So, I'm afraid this hymn gets a low grade on my scale.

I don't think this one will make the cut. Unless we can get a new musical setting that actually lines up the beats in each verse, I think it's doomed.

That's all for today. We've slipped back into the sealed portion a bit. We'll continue this tomorrow with a hymn I don't think I've ever sung.

See you soon!

Doug


Commentary from “The Bench Warmer”

by Jason Gunnell

I’ve spoken a few times before in these reviews of the regard I have for Isaac Watts, finding him to be perhaps the greatest hymn text writer ever. I am fully in support or retaining hymns or at least texts by Watts, but this tune doesn’t do the text justice. It is a somewhat forgettable tune and has a few elements that in my estimation do not make it suitable for the text.

The first element is that Evan Stephens drops the bass line out in the third phrase. The quickest way to weaken a tune the same way any structure is weakened: remove the foundation. Removing the bass line is removing the foundation of the harmonization, and it does not support congregational singing at all. It seems that folks will search for any reason to stop singing, so if a music line goes away, even if the men are singing melody, they stop singing. Not a good idea in my estimation.

The second element that Brother Stephens uses that I think weakens this tune is to too prevalent use of the half note → quarter note rhythm in each measure. It seems to slow down the momentum of the tune and allows for too many pauses. These elements that I think are weaknesses in writing a tune for this particular text coupled with a forgettable melody combine to make this tune rather a poor vehicle for this text.

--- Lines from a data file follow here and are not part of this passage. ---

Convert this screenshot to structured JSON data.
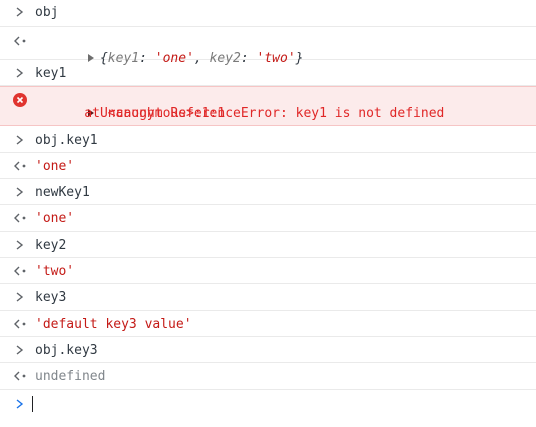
{
  "console": {
    "entries": [
      {
        "kind": "input",
        "text": "obj"
      },
      {
        "kind": "result-object",
        "open_brace": "{",
        "key1": "key1",
        "colon1": ":",
        "val1": "'one'",
        "comma": ",",
        "key2": "key2",
        "colon2": ":",
        "val2": "'two'",
        "close_brace": "}"
      },
      {
        "kind": "input",
        "text": "key1"
      },
      {
        "kind": "error",
        "message": "Uncaught ReferenceError: key1 is not defined",
        "trace": "    at <anonymous>:1:1"
      },
      {
        "kind": "input",
        "text": "obj.key1"
      },
      {
        "kind": "result-string",
        "text": "'one'"
      },
      {
        "kind": "input",
        "text": "newKey1"
      },
      {
        "kind": "result-string",
        "text": "'one'"
      },
      {
        "kind": "input",
        "text": "key2"
      },
      {
        "kind": "result-string",
        "text": "'two'"
      },
      {
        "kind": "input",
        "text": "key3"
      },
      {
        "kind": "result-string",
        "text": "'default key3 value'"
      },
      {
        "kind": "input",
        "text": "obj.key3"
      },
      {
        "kind": "result-undefined",
        "text": "undefined"
      }
    ],
    "prompt_input_value": ""
  },
  "icons": {
    "input_prompt": "chevron-right-icon",
    "result_marker": "return-arrow-icon",
    "error_marker": "error-circle-icon",
    "expand": "expand-triangle-icon",
    "active_prompt": "chevron-right-icon"
  },
  "colors": {
    "string": "#c41a16",
    "error_text": "#e02727",
    "error_background": "#fcebeb",
    "error_icon": "#e0342f",
    "undefined": "#80868b",
    "active_prompt": "#1a73e8"
  }
}
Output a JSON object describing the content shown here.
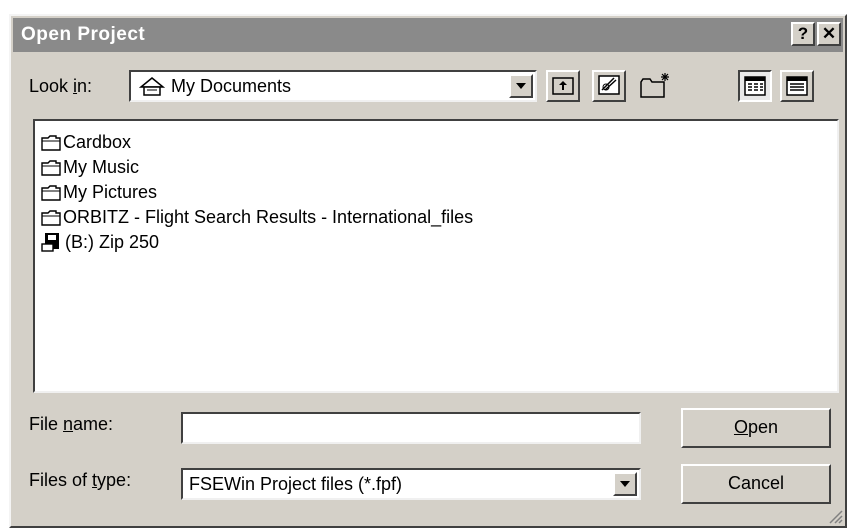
{
  "dialog": {
    "title": "Open Project",
    "help_button": "?",
    "close_button": "✕"
  },
  "look_in": {
    "label_pre": "Look ",
    "label_mnemonic": "i",
    "label_post": "n:",
    "value": "My Documents",
    "icon": "my-documents-icon"
  },
  "toolbar": {
    "buttons": [
      "up-one-level-icon",
      "desktop-icon",
      "create-new-folder-icon",
      "list-view-icon",
      "details-view-icon"
    ]
  },
  "file_list": {
    "items": [
      {
        "label": "Cardbox",
        "icon": "folder-icon"
      },
      {
        "label": "My Music",
        "icon": "folder-icon"
      },
      {
        "label": "My Pictures",
        "icon": "folder-icon"
      },
      {
        "label": "ORBITZ - Flight Search Results - International_files",
        "icon": "folder-icon"
      },
      {
        "label": "(B:) Zip 250",
        "icon": "zip-drive-icon"
      }
    ]
  },
  "file_name": {
    "label_pre": "File ",
    "label_mnemonic": "n",
    "label_post": "ame:",
    "value": ""
  },
  "file_type": {
    "label_pre": "Files of ",
    "label_mnemonic": "t",
    "label_post": "ype:",
    "value": "FSEWin Project files (*.fpf)"
  },
  "buttons": {
    "open_mnemonic": "O",
    "open_rest": "pen",
    "cancel": "Cancel"
  }
}
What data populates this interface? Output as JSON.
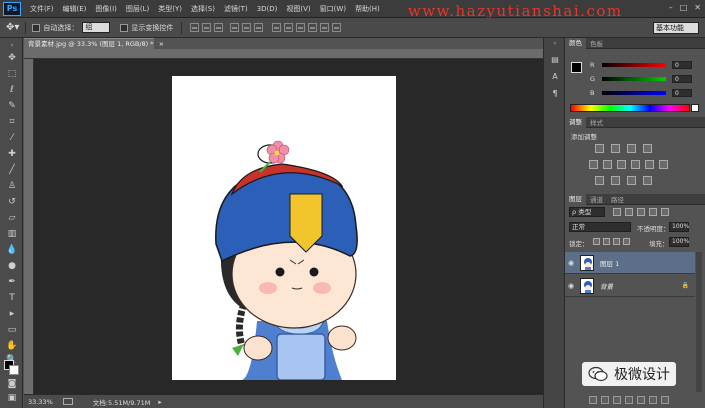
{
  "app": {
    "logo": "Ps"
  },
  "menu": [
    "文件(F)",
    "编辑(E)",
    "图像(I)",
    "图层(L)",
    "类型(Y)",
    "选择(S)",
    "滤镜(T)",
    "3D(D)",
    "视图(V)",
    "窗口(W)",
    "帮助(H)"
  ],
  "watermark": "www.hazyutianshai.com",
  "window_controls": [
    "–",
    "□",
    "✕"
  ],
  "options_bar": {
    "auto_select_label": "自动选择：",
    "group_value": "组",
    "show_transform_label": "显示变换控件"
  },
  "workspace": "基本功能",
  "document": {
    "tab_title": "背景素材.jpg @ 33.3% (图层 1, RGB/8) *",
    "tab_close": "×"
  },
  "status": {
    "zoom": "33.33%",
    "doc_info": "文档:5.51M/9.71M"
  },
  "color_panel": {
    "tabs": [
      "颜色",
      "色板"
    ],
    "channels": [
      {
        "label": "R",
        "value": "0"
      },
      {
        "label": "G",
        "value": "0"
      },
      {
        "label": "B",
        "value": "0"
      }
    ]
  },
  "adjustments_panel": {
    "tabs": [
      "调整",
      "样式"
    ],
    "title": "添加调整"
  },
  "layers_panel": {
    "tabs": [
      "图层",
      "通道",
      "路径"
    ],
    "filter_value": "ρ 类型",
    "blend_mode": "正常",
    "opacity_label": "不透明度：",
    "opacity_value": "100%",
    "lock_label": "锁定：",
    "fill_label": "填充：",
    "fill_value": "100%",
    "layers": [
      {
        "name": "图层 1",
        "selected": true
      },
      {
        "name": "背景",
        "locked": true,
        "lock_icon": "🔒"
      }
    ]
  },
  "wechat_badge": {
    "text": "极微设计"
  },
  "colors": {
    "accent": "#e8362a",
    "selected_layer": "#5d6f88"
  }
}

This hymn should be felt in one rather than in three, which puts too much emphasis on each note. This is another reason that I bring up the half note → quarter note rhythm, is that finding a tempo is difficult. If you go as fast as you would need to to find a nice lilting tempo for the half notes, the quarter and eighth notes are rushed too fast. To get the right tempo for the quarter and eighth notes, the half and dotted half notes are too long. This hymn just doesn’t seem to find the just right tempo. That being said, I would probably play this around quarter note equal to 120-124 beats per minute. A would use a full plenum, using chorus reeds for this hymn as well.

Registration Starting Point:
Great: Principal 8’, 4’, 2’, Mixture (use the lower-pitched mixture between this and the Swell), Flute 8’
Swell: Principal 8’, 4’, 2’, String 8’, Mixture
Pedal: Principal 16’, 8’, 4’, Bourdon 16’, Flute 8’, Hautbois 8’
Sw/Gt, Sw/Ped

Possible Final Verse Additions:
Great: Mixture, Trumpet 8’
Swell: Mixture (if removed during an inner verse), Bassoon 16’, Hautbois 8’
Pedal: Bourdon 32’, Posaune 16’